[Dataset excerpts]
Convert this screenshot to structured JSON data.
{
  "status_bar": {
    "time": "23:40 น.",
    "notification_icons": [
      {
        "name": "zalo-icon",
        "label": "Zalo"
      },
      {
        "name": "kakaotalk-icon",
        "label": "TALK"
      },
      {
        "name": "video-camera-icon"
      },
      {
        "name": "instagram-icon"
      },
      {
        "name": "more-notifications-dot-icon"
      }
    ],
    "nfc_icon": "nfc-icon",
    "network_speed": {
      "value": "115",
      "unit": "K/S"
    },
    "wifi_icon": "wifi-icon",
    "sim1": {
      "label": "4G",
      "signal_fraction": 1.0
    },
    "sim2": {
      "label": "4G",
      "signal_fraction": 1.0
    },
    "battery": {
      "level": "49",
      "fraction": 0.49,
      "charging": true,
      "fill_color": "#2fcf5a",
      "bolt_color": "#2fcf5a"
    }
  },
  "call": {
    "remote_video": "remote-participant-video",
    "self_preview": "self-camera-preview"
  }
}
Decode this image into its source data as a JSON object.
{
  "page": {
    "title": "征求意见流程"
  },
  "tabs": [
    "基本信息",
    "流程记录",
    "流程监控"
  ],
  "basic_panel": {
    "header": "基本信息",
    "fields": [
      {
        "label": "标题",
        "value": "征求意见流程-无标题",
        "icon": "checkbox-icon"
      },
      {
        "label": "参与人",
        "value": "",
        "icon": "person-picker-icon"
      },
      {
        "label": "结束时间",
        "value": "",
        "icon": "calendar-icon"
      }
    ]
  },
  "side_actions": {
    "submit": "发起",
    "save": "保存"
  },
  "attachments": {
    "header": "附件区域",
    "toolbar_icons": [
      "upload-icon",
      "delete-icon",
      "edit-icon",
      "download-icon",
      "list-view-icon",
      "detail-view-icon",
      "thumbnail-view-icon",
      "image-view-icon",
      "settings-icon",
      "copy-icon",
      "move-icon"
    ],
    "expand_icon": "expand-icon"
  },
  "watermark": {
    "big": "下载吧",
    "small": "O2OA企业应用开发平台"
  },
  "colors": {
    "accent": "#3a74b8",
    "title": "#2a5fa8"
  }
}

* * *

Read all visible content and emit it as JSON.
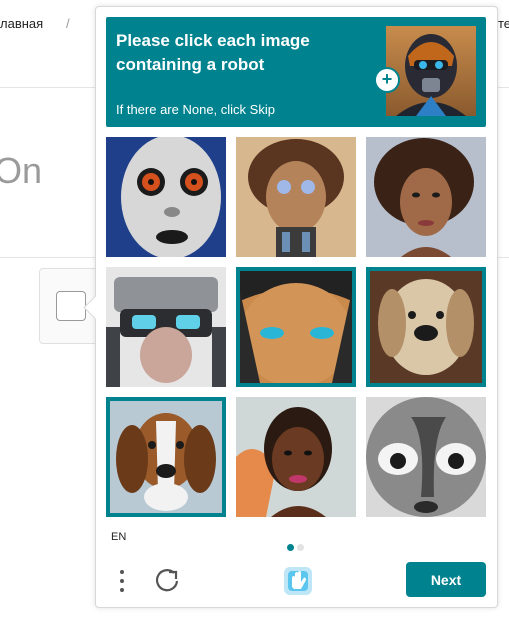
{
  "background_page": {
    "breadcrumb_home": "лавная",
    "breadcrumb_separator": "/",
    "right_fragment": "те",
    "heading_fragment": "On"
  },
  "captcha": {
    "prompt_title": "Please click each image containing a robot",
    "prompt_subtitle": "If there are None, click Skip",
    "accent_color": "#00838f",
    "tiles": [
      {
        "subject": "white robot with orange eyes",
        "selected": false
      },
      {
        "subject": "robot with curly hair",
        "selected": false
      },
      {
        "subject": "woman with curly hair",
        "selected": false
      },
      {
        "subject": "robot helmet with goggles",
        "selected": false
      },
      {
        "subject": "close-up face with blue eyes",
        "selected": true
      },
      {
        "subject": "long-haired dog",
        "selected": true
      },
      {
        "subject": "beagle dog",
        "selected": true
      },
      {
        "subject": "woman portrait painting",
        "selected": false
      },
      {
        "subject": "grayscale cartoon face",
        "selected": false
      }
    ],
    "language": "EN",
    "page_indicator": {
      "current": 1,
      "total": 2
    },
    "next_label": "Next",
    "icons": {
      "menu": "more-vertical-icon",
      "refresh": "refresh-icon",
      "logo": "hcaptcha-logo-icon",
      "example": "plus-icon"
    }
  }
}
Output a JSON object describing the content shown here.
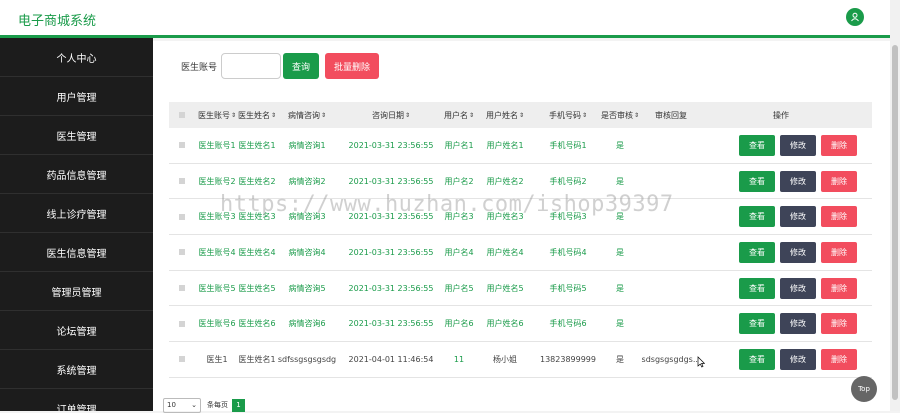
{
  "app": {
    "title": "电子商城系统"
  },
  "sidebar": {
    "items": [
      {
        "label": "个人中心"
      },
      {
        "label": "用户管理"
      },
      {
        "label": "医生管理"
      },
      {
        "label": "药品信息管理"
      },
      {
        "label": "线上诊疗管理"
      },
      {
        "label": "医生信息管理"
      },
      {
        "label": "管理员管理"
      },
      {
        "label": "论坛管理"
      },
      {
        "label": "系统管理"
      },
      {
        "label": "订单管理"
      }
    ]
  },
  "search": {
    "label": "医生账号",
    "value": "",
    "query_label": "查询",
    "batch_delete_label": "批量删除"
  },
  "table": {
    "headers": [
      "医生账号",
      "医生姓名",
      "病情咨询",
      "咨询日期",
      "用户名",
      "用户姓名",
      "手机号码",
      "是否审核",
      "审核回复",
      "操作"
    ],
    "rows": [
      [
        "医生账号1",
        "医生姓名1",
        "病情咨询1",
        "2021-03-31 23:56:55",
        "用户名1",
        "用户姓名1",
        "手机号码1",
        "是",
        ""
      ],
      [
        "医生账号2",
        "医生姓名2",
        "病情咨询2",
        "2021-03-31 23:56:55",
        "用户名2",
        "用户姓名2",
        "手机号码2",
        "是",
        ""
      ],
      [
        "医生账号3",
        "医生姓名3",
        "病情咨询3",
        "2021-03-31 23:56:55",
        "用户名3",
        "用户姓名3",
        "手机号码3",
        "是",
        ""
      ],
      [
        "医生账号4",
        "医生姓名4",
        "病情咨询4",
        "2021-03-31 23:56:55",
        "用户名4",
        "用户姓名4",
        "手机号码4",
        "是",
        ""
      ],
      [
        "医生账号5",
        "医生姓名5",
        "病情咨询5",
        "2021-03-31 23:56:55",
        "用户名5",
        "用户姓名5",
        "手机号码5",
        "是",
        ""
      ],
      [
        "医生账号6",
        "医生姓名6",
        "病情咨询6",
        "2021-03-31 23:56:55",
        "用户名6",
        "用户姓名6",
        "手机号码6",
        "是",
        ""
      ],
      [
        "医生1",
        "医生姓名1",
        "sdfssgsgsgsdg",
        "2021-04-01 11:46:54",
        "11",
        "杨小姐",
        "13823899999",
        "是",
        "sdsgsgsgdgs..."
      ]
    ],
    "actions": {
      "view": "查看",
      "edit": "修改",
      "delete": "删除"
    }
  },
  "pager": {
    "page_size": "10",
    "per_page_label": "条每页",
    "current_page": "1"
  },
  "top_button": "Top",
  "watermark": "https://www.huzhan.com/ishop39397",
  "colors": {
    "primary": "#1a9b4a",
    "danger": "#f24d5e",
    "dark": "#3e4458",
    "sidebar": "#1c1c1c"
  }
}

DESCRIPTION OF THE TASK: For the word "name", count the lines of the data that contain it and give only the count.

RESPONSE BOX: 5